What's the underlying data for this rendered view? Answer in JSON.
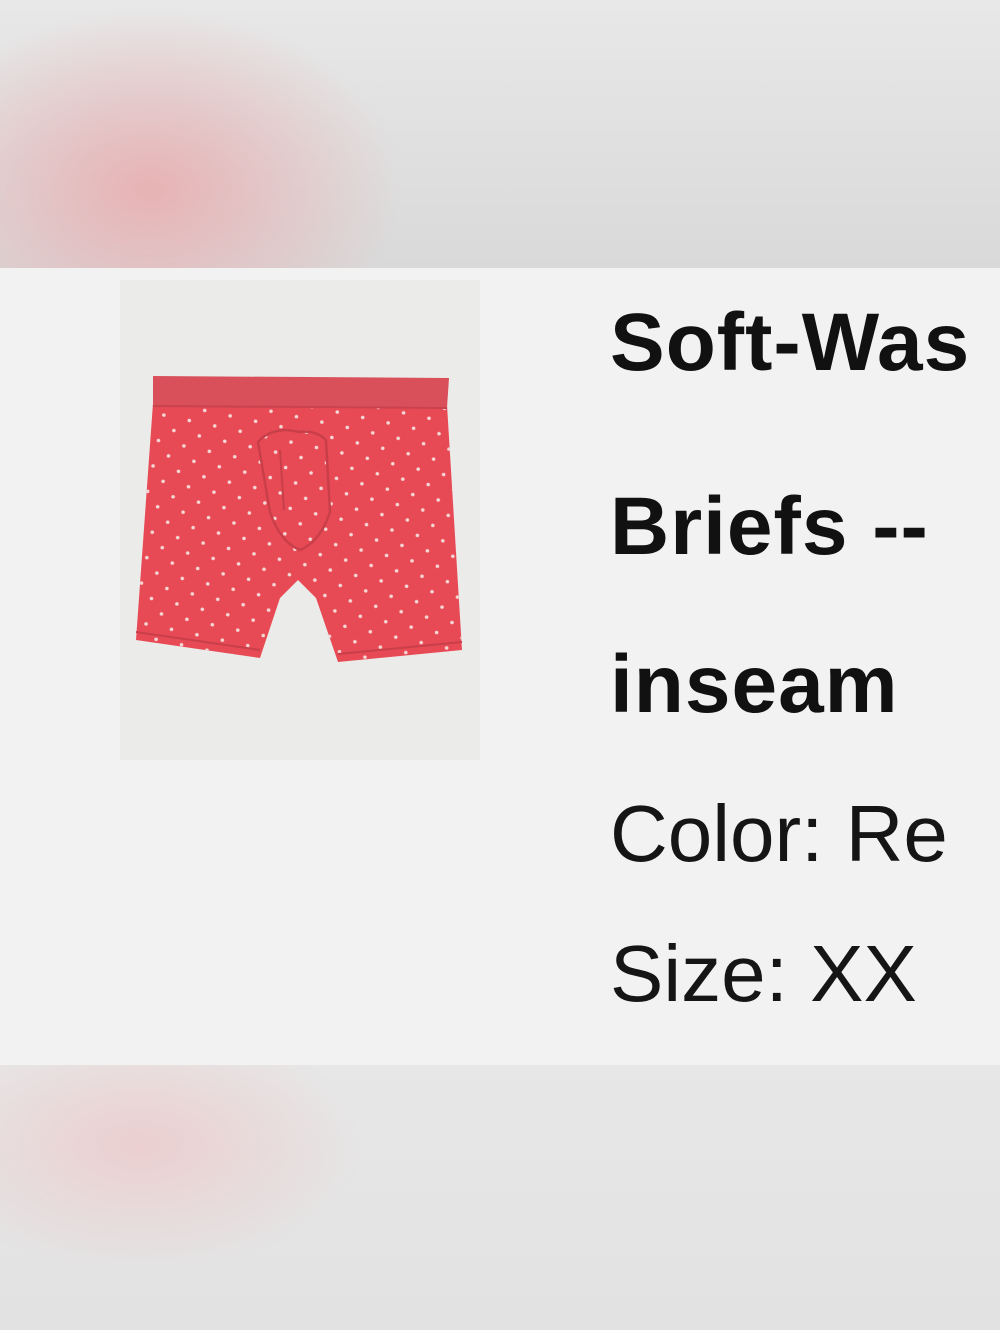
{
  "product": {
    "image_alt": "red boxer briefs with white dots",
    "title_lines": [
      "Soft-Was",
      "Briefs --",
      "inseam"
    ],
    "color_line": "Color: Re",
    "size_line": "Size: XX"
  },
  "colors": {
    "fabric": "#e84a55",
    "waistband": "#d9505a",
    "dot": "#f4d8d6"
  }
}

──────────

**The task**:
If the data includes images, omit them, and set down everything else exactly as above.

**Completed task**:
What's the underlying data for this rendered view? Answer in JSON.
{
  "product": {
    "image_alt": "red boxer briefs with white dots",
    "title_lines": [
      "Soft-Was",
      "Briefs --",
      "inseam"
    ],
    "color_line": "Color: Re",
    "size_line": "Size: XX"
  },
  "colors": {
    "fabric": "#e84a55",
    "waistband": "#d9505a",
    "dot": "#f4d8d6"
  }
}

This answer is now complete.